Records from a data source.
□ □ □ □ □

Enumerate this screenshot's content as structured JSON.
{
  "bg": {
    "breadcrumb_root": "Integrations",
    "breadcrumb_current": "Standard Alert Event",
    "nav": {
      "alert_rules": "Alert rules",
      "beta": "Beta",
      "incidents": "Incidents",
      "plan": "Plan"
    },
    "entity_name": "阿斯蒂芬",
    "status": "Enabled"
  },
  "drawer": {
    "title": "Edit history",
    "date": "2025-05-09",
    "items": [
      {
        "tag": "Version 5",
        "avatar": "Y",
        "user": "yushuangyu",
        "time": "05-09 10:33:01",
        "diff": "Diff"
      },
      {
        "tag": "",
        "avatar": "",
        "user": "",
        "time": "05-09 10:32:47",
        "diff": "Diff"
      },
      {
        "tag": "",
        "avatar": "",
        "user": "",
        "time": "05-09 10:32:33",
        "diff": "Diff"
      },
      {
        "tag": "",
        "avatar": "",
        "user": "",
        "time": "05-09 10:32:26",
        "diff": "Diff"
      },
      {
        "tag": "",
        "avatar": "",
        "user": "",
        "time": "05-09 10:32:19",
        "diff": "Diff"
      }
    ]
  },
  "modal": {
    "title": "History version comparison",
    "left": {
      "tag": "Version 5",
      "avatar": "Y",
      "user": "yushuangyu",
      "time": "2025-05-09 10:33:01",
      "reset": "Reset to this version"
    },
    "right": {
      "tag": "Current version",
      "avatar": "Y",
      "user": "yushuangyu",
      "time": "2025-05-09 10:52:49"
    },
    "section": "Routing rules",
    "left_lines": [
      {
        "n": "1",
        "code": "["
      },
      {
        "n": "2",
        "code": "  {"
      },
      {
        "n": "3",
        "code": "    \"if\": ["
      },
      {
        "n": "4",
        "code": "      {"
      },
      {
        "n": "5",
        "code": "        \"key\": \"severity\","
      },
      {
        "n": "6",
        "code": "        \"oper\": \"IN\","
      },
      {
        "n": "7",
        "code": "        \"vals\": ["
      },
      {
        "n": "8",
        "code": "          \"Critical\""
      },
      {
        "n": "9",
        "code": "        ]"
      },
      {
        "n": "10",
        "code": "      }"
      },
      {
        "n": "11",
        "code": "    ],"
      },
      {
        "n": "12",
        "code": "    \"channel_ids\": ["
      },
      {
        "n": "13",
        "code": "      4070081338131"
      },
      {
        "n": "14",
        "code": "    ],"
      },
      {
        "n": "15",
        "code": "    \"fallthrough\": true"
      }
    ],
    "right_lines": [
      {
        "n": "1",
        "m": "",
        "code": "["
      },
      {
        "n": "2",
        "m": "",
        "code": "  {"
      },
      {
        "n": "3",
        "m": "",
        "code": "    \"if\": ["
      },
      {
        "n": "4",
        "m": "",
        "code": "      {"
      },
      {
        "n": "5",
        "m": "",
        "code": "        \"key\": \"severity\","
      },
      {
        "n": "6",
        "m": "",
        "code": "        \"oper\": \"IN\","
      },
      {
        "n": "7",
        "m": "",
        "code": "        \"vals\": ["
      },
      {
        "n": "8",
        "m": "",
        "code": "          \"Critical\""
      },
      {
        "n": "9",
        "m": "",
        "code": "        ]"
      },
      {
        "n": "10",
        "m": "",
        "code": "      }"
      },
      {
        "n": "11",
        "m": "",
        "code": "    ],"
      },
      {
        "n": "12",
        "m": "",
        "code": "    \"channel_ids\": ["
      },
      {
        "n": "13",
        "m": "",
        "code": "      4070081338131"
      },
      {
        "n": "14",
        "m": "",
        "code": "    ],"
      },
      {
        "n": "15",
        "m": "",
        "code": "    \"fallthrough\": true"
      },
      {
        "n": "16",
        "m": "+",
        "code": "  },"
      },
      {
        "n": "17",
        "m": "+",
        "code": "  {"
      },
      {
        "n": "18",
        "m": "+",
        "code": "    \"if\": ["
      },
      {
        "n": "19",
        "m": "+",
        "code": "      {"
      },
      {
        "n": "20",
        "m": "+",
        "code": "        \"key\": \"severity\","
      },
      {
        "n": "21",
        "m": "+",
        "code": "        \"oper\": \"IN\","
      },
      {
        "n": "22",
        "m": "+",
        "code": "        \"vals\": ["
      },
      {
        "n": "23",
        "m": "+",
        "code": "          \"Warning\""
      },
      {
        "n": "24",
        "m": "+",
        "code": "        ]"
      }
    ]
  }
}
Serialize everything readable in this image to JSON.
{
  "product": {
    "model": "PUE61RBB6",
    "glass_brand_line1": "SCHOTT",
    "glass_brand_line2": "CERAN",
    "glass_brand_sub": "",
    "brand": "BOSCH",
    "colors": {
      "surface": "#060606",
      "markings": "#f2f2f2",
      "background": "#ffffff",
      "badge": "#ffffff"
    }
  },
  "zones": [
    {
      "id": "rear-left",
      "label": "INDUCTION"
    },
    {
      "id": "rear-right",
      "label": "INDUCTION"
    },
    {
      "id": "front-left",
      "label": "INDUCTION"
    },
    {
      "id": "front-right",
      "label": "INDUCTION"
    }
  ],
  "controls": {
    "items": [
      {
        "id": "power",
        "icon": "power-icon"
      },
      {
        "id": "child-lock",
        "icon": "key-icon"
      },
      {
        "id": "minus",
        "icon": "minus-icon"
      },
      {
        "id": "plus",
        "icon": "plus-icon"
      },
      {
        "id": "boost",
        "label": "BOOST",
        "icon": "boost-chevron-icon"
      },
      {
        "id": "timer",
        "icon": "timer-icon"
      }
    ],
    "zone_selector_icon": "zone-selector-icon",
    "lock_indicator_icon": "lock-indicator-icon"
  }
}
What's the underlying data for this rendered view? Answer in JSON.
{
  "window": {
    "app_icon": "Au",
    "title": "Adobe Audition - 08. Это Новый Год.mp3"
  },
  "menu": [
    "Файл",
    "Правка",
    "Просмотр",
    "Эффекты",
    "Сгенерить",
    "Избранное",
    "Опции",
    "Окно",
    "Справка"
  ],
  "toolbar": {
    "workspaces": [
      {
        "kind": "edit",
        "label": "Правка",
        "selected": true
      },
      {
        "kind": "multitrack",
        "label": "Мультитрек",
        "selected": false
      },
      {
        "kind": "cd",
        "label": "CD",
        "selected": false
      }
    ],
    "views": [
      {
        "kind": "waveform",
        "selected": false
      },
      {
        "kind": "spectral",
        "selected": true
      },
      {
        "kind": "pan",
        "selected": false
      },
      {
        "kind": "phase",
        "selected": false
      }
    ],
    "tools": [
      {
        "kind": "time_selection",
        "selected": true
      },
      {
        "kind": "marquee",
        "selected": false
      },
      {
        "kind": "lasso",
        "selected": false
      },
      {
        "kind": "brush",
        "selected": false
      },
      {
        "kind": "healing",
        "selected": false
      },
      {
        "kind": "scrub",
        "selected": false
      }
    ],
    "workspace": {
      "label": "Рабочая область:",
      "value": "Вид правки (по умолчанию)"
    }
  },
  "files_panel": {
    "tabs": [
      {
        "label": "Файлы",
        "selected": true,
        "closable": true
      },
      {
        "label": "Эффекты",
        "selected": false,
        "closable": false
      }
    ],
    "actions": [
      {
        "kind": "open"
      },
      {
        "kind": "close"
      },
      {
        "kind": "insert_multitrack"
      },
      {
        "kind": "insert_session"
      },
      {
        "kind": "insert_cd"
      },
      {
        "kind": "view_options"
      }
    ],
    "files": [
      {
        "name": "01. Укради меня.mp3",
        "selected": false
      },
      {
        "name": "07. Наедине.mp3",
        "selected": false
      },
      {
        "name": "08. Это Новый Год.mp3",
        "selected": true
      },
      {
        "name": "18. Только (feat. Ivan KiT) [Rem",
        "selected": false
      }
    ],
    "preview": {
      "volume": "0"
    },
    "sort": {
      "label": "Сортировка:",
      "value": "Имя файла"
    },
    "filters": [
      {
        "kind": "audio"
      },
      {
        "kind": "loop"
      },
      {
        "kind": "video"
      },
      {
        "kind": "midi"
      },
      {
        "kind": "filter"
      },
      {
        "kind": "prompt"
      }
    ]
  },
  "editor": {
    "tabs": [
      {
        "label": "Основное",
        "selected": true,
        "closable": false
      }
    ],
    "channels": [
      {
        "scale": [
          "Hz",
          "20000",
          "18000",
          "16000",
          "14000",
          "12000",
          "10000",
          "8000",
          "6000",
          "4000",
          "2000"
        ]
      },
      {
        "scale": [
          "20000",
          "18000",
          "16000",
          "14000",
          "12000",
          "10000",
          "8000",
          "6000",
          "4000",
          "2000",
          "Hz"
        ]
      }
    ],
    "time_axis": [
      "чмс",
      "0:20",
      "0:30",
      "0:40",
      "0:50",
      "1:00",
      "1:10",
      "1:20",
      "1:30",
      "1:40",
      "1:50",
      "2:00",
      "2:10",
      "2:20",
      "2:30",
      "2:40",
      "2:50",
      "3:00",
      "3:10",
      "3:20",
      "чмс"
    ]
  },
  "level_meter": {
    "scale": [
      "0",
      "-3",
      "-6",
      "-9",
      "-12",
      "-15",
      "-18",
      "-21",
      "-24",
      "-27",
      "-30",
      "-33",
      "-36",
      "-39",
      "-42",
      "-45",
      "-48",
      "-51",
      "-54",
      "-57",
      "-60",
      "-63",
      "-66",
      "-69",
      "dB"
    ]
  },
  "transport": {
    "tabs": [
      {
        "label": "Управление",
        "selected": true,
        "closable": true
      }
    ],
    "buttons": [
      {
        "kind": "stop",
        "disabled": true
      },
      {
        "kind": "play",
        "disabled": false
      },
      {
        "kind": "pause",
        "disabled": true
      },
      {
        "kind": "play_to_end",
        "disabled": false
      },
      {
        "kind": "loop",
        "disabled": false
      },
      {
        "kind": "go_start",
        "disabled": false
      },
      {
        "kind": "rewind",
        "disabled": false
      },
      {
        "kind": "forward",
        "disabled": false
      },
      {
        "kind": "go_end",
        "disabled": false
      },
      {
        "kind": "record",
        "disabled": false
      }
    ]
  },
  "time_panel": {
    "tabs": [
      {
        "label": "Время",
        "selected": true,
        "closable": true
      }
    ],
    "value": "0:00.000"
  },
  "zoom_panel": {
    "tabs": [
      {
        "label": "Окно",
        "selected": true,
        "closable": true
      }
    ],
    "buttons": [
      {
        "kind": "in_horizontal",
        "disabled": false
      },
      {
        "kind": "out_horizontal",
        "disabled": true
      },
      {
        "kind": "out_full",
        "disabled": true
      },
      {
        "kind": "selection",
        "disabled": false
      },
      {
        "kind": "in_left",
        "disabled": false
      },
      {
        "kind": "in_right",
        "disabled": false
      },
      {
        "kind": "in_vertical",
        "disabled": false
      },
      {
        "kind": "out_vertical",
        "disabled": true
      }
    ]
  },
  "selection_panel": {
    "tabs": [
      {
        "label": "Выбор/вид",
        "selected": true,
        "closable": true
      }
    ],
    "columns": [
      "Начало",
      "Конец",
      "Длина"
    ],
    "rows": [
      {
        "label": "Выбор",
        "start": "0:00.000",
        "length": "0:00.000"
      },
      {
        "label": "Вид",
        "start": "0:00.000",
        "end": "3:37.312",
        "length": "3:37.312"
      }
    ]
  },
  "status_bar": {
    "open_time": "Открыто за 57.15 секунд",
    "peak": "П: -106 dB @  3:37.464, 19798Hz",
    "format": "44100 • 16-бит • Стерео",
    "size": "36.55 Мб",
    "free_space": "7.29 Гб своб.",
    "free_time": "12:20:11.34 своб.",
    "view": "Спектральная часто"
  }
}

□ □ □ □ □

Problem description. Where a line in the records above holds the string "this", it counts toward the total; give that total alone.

Answer area. 4